PROMPT: Images excluded, repeat each entry below exactly.

Excerpts from an interface dataset
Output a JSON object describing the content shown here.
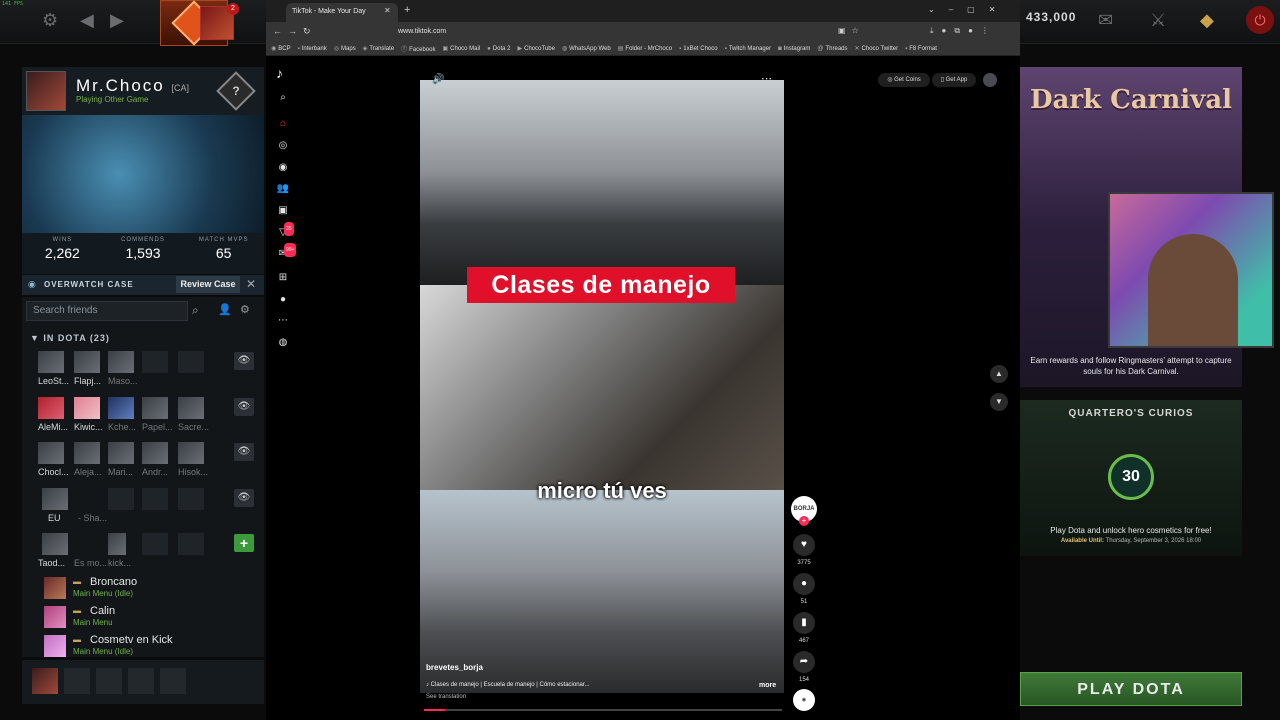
{
  "hud": {
    "fps": "141 FPS",
    "gold": "433,000"
  },
  "profile": {
    "name": "Mr.Choco",
    "tag": "[CA]",
    "status": "Playing Other Game",
    "quests_icon": "?",
    "stats": [
      {
        "label": "WINS",
        "value": "2,262"
      },
      {
        "label": "COMMENDS",
        "value": "1,593"
      },
      {
        "label": "MATCH MVPS",
        "value": "65"
      }
    ]
  },
  "overwatch": {
    "title": "OVERWATCH CASE",
    "button": "Review Case",
    "close": "✕"
  },
  "friends": {
    "search_placeholder": "Search friends",
    "group_label": "IN DOTA (23)",
    "rows": [
      [
        "LeoSt...",
        "Flapj...",
        "Maso..."
      ],
      [
        "AleMi...",
        "Kiwic...",
        "Kche...",
        "Papel...",
        "Sacre..."
      ],
      [
        "Chocl...",
        "Aleja...",
        "Mari...",
        "Andr...",
        "Hisok..."
      ],
      [
        "EU",
        "- Sha..."
      ],
      [
        "Taod...",
        "Es mo...",
        "kick..."
      ]
    ],
    "list": [
      {
        "name": "Broncano",
        "status": "Main Menu (Idle)"
      },
      {
        "name": "Calin",
        "status": "Main Menu"
      },
      {
        "name": "Cosmetv en Kick",
        "status": "Main Menu (Idle)"
      }
    ],
    "notification_count": "2"
  },
  "browser": {
    "tab_title": "TikTok - Make Your Day",
    "url": "www.tiktok.com",
    "bookmarks": [
      "BCP",
      "Interbank",
      "Maps",
      "Translate",
      "Facebook",
      "Choco Mail",
      "Dota 2",
      "ChocoTube",
      "WhatsApp Web",
      "Folder - MrChoco",
      "1xBet Choco",
      "Twitch Manager",
      "Instagram",
      "Threads",
      "Choco Twitter",
      "F8 Format"
    ]
  },
  "tiktok": {
    "get_coins": "Get Coins",
    "get_app": "Get App",
    "badge_count_1": "35",
    "badge_count_2": "99+",
    "caption": "Clases de manejo",
    "subtitle": "micro tú ves",
    "author": "brevetes_borja",
    "description": "Clases de manejo | Escuela de manejo | Cómo estacionar...",
    "more": "more",
    "see_translation": "See translation",
    "avatar_label": "BORJA",
    "likes": "3775",
    "comments": "51",
    "saves": "467",
    "shares": "154",
    "progress": 0.06
  },
  "dark_carnival": {
    "title": "Dark Carnival",
    "text": "Earn rewards and follow Ringmasters' attempt to capture souls for his Dark Carnival."
  },
  "quartero": {
    "title": "QUARTERO'S CURIOS",
    "badge": "30",
    "text": "Play Dota and unlock hero cosmetics for free!",
    "date_label": "Available Until:",
    "date": "Thursday, September 3, 2026 18:00"
  },
  "play_button": "PLAY DOTA"
}
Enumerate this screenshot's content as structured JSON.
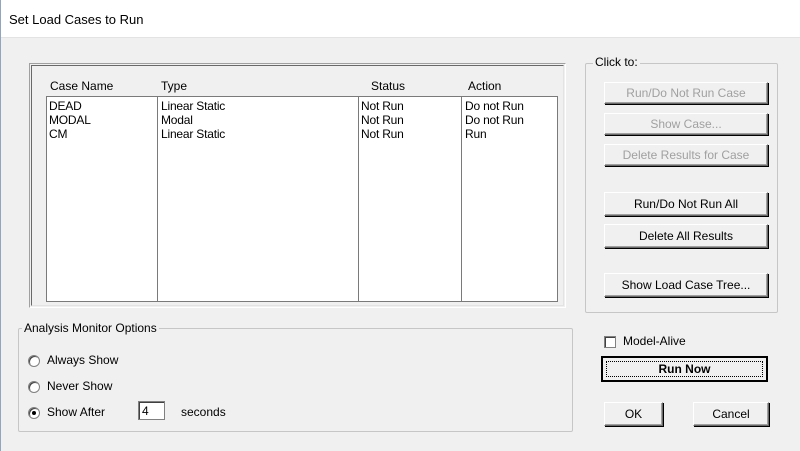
{
  "window": {
    "title": "Set Load Cases to Run"
  },
  "table": {
    "headers": {
      "case_name": "Case Name",
      "type": "Type",
      "status": "Status",
      "action": "Action"
    },
    "rows": [
      {
        "case_name": "DEAD",
        "type": "Linear Static",
        "status": "Not Run",
        "action": "Do not Run"
      },
      {
        "case_name": "MODAL",
        "type": "Modal",
        "status": "Not Run",
        "action": "Do not Run"
      },
      {
        "case_name": "CM",
        "type": "Linear Static",
        "status": "Not Run",
        "action": "Run"
      }
    ]
  },
  "click_to": {
    "label": "Click to:",
    "run_do_not_run_case": "Run/Do Not Run Case",
    "show_case": "Show Case...",
    "delete_results_for_case": "Delete Results for Case",
    "run_do_not_run_all": "Run/Do Not Run All",
    "delete_all_results": "Delete All Results",
    "show_load_case_tree": "Show Load Case Tree..."
  },
  "monitor_options": {
    "label": "Analysis Monitor Options",
    "always_show": "Always Show",
    "never_show": "Never Show",
    "show_after": "Show After",
    "seconds_value": "4",
    "seconds_label": "seconds",
    "selected": "show_after"
  },
  "model_alive": {
    "label": "Model-Alive",
    "checked": false
  },
  "buttons": {
    "run_now": "Run Now",
    "ok": "OK",
    "cancel": "Cancel"
  }
}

TASK RESULT:
Output a JSON object describing the content shown here.
{
  "hud": {
    "fps": "141 FPS",
    "gold": "433,000"
  },
  "profile": {
    "name": "Mr.Choco",
    "tag": "[CA]",
    "status": "Playing Other Game",
    "quests_icon": "?",
    "stats": [
      {
        "label": "WINS",
        "value": "2,262"
      },
      {
        "label": "COMMENDS",
        "value": "1,593"
      },
      {
        "label": "MATCH MVPS",
        "value": "65"
      }
    ]
  },
  "overwatch": {
    "title": "OVERWATCH CASE",
    "button": "Review Case",
    "close": "✕"
  },
  "friends": {
    "search_placeholder": "Search friends",
    "group_label": "IN DOTA (23)",
    "rows": [
      [
        "LeoSt...",
        "Flapj...",
        "Maso..."
      ],
      [
        "AleMi...",
        "Kiwic...",
        "Kche...",
        "Papel...",
        "Sacre..."
      ],
      [
        "Chocl...",
        "Aleja...",
        "Mari...",
        "Andr...",
        "Hisok..."
      ],
      [
        "EU",
        "- Sha..."
      ],
      [
        "Taod...",
        "Es mo...",
        "kick..."
      ]
    ],
    "list": [
      {
        "name": "Broncano",
        "status": "Main Menu (Idle)"
      },
      {
        "name": "Calin",
        "status": "Main Menu"
      },
      {
        "name": "Cosmetv en Kick",
        "status": "Main Menu (Idle)"
      }
    ],
    "notification_count": "2"
  },
  "browser": {
    "tab_title": "TikTok - Make Your Day",
    "url": "www.tiktok.com",
    "bookmarks": [
      "BCP",
      "Interbank",
      "Maps",
      "Translate",
      "Facebook",
      "Choco Mail",
      "Dota 2",
      "ChocoTube",
      "WhatsApp Web",
      "Folder - MrChoco",
      "1xBet Choco",
      "Twitch Manager",
      "Instagram",
      "Threads",
      "Choco Twitter",
      "F8 Format"
    ]
  },
  "tiktok": {
    "get_coins": "Get Coins",
    "get_app": "Get App",
    "badge_count_1": "35",
    "badge_count_2": "99+",
    "caption": "Clases de manejo",
    "subtitle": "micro tú ves",
    "author": "brevetes_borja",
    "description": "Clases de manejo | Escuela de manejo | Cómo estacionar...",
    "more": "more",
    "see_translation": "See translation",
    "avatar_label": "BORJA",
    "likes": "3775",
    "comments": "51",
    "saves": "467",
    "shares": "154",
    "progress": 0.06
  },
  "dark_carnival": {
    "title": "Dark Carnival",
    "text": "Earn rewards and follow Ringmasters' attempt to capture souls for his Dark Carnival."
  },
  "quartero": {
    "title": "QUARTERO'S CURIOS",
    "badge": "30",
    "text": "Play Dota and unlock hero cosmetics for free!",
    "date_label": "Available Until:",
    "date": "Thursday, September 3, 2026 18:00"
  },
  "play_button": "PLAY DOTA"
}
Enumerate this screenshot's content as structured JSON.
{
  "window": {
    "title": "Set Load Cases to Run"
  },
  "table": {
    "headers": {
      "case_name": "Case Name",
      "type": "Type",
      "status": "Status",
      "action": "Action"
    },
    "rows": [
      {
        "case_name": "DEAD",
        "type": "Linear Static",
        "status": "Not Run",
        "action": "Do not Run"
      },
      {
        "case_name": "MODAL",
        "type": "Modal",
        "status": "Not Run",
        "action": "Do not Run"
      },
      {
        "case_name": "CM",
        "type": "Linear Static",
        "status": "Not Run",
        "action": "Run"
      }
    ]
  },
  "click_to": {
    "label": "Click to:",
    "run_do_not_run_case": "Run/Do Not Run Case",
    "show_case": "Show Case...",
    "delete_results_for_case": "Delete Results for Case",
    "run_do_not_run_all": "Run/Do Not Run All",
    "delete_all_results": "Delete All Results",
    "show_load_case_tree": "Show Load Case Tree..."
  },
  "monitor_options": {
    "label": "Analysis Monitor Options",
    "always_show": "Always Show",
    "never_show": "Never Show",
    "show_after": "Show After",
    "seconds_value": "4",
    "seconds_label": "seconds",
    "selected": "show_after"
  },
  "model_alive": {
    "label": "Model-Alive",
    "checked": false
  },
  "buttons": {
    "run_now": "Run Now",
    "ok": "OK",
    "cancel": "Cancel"
  }
}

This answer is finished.